Long established techniques addressing application resilience, data availability and disaster recovery are being challenged by server virtualization technologies from companies such as VMware, Citrix and Microsoft. Where do we go from here?
High availability, business continuity, fault tolerance, disaster recovery: all of these labels reflect different approaches to keeping data and applications available to computer systems users when something goes wrong. Established techniques have been built up over the years to help achieve this, ranging from fully redundant hardware (using standby components to eliminate single points of failure), through to software techniques for maintaining identical copies of data in multiple locations such as replication.
Vendors offering high-availability features or products have typically approached the problem from two different directions. One camp focuses on the infrastructure layer to make sure that server, operating systems and databases keep running. Another starts with the application and tries to make sure users aren't affected even if there is a failure somewhere in the layers beneath the surface. And a third camp relies heavily on tools that run in conjunction with shared storage resources in the form of storage area networks.
Of course there is a huge difference in terms of technology requirements between providing on site and remote "availability". And there are various different types of "failure", ranging from data corruption and user errors, application, hard drive and server failures, fight through to a site-wide disaster. All require different technical approaches and different configurations of supporting infrastructure.

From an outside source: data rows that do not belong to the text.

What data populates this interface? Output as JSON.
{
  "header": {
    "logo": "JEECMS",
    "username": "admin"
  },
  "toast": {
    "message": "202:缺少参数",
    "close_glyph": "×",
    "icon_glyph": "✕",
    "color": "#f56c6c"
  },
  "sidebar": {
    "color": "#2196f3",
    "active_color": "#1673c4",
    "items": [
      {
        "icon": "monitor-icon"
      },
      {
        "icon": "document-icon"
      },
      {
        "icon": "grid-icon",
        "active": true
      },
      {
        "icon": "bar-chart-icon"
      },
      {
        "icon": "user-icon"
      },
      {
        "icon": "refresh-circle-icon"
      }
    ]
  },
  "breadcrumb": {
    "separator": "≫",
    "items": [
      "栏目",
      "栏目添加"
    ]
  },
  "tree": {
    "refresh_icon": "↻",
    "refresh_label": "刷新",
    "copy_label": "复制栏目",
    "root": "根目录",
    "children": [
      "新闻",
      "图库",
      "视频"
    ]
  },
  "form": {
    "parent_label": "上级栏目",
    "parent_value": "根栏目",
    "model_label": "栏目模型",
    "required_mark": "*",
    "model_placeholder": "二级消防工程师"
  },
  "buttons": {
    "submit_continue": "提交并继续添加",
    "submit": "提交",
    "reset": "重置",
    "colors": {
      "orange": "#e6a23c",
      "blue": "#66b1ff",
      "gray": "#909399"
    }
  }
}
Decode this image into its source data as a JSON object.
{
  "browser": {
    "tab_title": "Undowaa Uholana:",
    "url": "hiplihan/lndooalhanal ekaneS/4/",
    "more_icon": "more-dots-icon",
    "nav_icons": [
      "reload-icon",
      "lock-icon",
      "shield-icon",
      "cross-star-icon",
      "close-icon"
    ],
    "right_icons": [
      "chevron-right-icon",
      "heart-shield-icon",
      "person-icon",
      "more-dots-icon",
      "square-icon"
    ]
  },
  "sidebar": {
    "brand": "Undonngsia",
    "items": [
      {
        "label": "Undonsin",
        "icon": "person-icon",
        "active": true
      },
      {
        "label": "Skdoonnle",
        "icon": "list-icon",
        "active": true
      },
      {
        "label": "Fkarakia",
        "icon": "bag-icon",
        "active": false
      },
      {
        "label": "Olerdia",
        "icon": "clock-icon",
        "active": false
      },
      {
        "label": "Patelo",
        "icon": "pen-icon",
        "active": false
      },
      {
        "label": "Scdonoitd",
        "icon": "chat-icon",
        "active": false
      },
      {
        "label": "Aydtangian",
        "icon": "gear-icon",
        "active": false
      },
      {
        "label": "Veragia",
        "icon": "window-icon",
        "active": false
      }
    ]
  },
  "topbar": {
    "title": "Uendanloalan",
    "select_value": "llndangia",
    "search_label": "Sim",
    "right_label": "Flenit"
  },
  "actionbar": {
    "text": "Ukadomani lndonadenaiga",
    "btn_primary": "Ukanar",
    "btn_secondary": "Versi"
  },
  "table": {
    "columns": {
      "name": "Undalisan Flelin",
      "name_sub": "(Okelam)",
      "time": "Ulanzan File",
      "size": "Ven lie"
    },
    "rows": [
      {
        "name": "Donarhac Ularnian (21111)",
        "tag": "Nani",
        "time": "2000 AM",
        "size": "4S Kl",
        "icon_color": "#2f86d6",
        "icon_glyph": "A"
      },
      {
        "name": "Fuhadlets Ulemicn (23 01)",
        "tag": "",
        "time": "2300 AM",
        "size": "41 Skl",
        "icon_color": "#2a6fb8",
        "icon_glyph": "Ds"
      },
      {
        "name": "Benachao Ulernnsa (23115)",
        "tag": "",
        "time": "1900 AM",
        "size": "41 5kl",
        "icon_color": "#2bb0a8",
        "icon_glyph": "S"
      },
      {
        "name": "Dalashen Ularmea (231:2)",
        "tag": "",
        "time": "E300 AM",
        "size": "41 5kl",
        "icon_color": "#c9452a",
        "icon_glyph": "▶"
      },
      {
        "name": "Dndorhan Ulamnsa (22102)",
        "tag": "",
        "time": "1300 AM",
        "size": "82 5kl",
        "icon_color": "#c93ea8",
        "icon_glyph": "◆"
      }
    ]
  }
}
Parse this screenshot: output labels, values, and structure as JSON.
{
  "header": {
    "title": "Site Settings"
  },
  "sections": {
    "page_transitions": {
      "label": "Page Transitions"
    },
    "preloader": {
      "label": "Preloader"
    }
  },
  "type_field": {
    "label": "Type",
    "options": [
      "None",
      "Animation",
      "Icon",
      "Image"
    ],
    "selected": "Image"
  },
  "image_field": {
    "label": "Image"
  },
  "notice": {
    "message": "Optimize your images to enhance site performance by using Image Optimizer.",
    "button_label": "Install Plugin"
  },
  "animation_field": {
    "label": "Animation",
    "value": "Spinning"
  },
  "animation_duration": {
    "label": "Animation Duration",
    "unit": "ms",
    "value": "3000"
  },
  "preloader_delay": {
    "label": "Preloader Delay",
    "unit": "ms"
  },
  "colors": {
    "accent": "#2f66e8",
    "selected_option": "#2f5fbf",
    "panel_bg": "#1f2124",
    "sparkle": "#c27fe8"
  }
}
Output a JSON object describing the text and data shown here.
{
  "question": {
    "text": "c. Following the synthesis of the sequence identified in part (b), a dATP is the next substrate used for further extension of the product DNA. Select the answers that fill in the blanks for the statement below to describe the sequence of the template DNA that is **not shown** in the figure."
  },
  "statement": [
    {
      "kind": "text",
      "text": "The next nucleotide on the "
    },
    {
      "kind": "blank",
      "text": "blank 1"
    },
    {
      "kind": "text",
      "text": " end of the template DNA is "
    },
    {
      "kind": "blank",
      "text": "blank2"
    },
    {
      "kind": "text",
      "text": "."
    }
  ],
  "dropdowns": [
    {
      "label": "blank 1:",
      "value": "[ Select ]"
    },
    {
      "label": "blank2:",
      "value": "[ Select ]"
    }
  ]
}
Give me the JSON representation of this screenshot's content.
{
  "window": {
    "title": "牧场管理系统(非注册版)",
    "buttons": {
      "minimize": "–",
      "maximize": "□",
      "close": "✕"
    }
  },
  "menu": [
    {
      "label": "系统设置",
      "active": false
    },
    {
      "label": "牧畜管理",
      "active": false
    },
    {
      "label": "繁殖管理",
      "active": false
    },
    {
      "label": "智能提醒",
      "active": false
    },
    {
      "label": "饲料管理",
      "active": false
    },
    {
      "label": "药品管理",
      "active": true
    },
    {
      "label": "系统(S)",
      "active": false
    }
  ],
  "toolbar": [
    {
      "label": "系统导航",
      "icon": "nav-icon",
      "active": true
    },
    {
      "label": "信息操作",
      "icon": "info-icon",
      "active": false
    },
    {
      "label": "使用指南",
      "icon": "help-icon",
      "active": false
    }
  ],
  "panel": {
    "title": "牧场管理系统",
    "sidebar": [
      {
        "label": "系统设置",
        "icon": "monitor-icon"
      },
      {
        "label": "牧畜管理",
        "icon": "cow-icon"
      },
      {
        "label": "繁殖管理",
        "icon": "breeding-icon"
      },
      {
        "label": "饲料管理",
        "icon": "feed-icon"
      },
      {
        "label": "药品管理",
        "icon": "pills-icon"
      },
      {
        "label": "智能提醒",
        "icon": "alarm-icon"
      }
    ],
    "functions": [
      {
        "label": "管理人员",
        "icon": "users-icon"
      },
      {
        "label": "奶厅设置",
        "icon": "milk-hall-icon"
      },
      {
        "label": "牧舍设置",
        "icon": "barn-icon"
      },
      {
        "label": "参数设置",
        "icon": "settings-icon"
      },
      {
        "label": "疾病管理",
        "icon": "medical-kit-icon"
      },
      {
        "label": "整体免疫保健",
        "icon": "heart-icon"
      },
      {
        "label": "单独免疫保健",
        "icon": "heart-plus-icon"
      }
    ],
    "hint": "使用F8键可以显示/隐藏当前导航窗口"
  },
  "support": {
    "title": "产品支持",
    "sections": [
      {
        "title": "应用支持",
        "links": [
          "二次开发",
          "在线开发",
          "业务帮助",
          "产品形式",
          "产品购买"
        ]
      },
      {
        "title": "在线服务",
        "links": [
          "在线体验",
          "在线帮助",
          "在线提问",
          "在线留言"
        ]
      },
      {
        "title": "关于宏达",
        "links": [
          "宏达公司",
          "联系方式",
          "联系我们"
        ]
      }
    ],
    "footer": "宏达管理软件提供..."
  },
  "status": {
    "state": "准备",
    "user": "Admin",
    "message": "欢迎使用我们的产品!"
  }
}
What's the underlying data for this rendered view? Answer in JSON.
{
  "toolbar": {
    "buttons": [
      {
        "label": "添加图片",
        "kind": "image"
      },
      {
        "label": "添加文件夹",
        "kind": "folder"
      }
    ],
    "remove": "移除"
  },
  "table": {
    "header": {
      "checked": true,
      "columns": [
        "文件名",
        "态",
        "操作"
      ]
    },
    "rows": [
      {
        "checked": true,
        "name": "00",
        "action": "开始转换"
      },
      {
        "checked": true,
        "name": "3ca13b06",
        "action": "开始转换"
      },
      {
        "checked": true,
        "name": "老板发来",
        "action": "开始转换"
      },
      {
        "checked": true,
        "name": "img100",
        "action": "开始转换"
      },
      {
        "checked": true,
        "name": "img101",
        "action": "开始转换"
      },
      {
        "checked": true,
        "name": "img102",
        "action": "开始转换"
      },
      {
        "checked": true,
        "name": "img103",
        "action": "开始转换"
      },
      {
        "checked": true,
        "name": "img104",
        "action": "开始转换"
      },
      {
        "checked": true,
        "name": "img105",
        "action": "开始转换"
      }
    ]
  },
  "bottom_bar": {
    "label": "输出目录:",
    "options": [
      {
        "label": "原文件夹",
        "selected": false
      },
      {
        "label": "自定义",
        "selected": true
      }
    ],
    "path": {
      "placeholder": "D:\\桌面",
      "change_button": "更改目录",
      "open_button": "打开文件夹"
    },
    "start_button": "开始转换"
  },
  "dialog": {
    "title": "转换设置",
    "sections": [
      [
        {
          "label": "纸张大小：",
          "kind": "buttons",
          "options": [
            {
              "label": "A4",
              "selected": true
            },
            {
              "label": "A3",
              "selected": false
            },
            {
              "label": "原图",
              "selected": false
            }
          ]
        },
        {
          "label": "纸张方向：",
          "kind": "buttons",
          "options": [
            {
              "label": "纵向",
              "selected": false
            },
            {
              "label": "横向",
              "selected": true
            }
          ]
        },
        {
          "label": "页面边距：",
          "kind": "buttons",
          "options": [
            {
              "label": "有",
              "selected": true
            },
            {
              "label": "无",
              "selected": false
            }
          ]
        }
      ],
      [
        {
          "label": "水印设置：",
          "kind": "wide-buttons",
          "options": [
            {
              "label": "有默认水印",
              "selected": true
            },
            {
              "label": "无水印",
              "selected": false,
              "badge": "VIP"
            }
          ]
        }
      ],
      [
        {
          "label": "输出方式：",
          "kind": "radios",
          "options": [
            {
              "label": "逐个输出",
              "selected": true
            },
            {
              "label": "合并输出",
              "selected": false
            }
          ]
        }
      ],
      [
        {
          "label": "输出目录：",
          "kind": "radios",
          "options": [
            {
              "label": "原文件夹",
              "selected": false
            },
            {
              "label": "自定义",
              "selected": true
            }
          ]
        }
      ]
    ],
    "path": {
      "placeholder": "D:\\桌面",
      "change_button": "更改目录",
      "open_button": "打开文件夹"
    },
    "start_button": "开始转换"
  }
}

However, things move rapidly in the computer industry, and over the last few years increased use of server and storage virtualization has added a new element to the mix. Virtualization layers from companies such as VMware, Citrix and Microsoft enable "virtual machines" to be configured in software, which look to an application exactly like a physical computer. Pre-virtualization, users would often devote a single server to running a single application, in order to isolate workloads that would otherwise conflict with each other. But by encapsulating these applications within a VM, they could run multiple applications on a single server for the first time. VMware has claimed that its customers run an average of 10-12 virtual servers on a single physical server, though...